The team is all charisma; Riebl and Harry James Angus (lead trumpeter) share the role of frontman, each with his own distinct vibe letting you recognise who’s leading with your eyes closed. Plenty of fronting time is also given to the other core members of the band - long, jammy instrumentals are a strong staple of any good Empire song and the audience were treated to several high quality, durational jazzy solos by the musicians. This is really at the foundation of The Cat Empire’s party vibe - the audience recognises the tracks they know and love, but the real fun lies in the incredible, often improvisational, jam sessions that get the whole crowd moving.

The tour announcement boasts that The Cat Empire sell more tickets annually than any other Aussie band and you can see the evidence in how broad an appeal they have by the crowd they’ve attracted. The all ages gig was well and truly all ages, with plenty of cat ear-wearing families present. Among the youngest in the crowd was Marcus - a leukaemia patient who’d been let out of the hospital for the night to attend the gig -  who Riebl acknowledged at the halfway mark, pausing to dedicate Two Shoes to the fan. When the show was done, and the band well gone, the entire audience stopped unprompted to cheer the waving Marcus when they spotted him up on the balcony; a sweet moment that hopefully topped off an already excellent night for the young punter.

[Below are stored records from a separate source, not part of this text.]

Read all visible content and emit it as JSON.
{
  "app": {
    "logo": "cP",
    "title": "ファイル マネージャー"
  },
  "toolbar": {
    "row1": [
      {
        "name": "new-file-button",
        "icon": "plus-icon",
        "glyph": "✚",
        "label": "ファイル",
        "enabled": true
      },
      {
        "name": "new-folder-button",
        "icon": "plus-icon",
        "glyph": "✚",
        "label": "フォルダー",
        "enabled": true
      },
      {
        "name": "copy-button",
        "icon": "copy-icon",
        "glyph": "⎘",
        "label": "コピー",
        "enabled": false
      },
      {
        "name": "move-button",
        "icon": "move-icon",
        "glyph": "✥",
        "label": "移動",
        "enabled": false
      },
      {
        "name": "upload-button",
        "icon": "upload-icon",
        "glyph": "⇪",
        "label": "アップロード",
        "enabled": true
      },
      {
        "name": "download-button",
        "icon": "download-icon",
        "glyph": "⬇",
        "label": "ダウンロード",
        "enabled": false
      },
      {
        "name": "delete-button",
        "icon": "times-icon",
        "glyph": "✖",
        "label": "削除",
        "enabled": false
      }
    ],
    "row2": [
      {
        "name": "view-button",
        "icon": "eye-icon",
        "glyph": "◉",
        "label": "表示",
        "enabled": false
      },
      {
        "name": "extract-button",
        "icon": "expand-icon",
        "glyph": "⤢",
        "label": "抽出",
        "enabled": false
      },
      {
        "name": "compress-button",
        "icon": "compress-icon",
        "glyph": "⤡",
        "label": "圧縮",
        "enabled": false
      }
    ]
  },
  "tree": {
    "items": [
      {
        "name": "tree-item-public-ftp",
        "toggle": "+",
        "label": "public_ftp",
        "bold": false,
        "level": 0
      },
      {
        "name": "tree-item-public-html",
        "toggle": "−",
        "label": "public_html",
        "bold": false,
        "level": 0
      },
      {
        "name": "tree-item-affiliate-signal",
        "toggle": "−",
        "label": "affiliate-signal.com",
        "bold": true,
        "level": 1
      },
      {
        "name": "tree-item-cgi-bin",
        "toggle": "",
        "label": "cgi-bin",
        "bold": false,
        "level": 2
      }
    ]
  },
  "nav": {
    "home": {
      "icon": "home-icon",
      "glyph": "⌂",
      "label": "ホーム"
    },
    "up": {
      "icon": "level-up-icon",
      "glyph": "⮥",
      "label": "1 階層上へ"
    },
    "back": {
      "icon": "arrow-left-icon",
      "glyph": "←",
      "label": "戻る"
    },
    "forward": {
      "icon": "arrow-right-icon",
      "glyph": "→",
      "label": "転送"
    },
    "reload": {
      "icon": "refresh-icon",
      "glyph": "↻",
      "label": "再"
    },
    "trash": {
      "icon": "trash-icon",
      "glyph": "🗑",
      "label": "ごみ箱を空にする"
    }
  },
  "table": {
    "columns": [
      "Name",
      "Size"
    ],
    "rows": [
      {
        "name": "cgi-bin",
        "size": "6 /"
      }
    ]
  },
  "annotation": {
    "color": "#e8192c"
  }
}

When Hello was absent from the main set, this reviewer wondered if maybe the band had shelved their breakthrough track, but of course they squeezed it into the encore alongside Brighter Than Gold and the show-ending The Chariot. The Cat Empire are a band who are so good live you should definitely find space for them on your gig bucket list.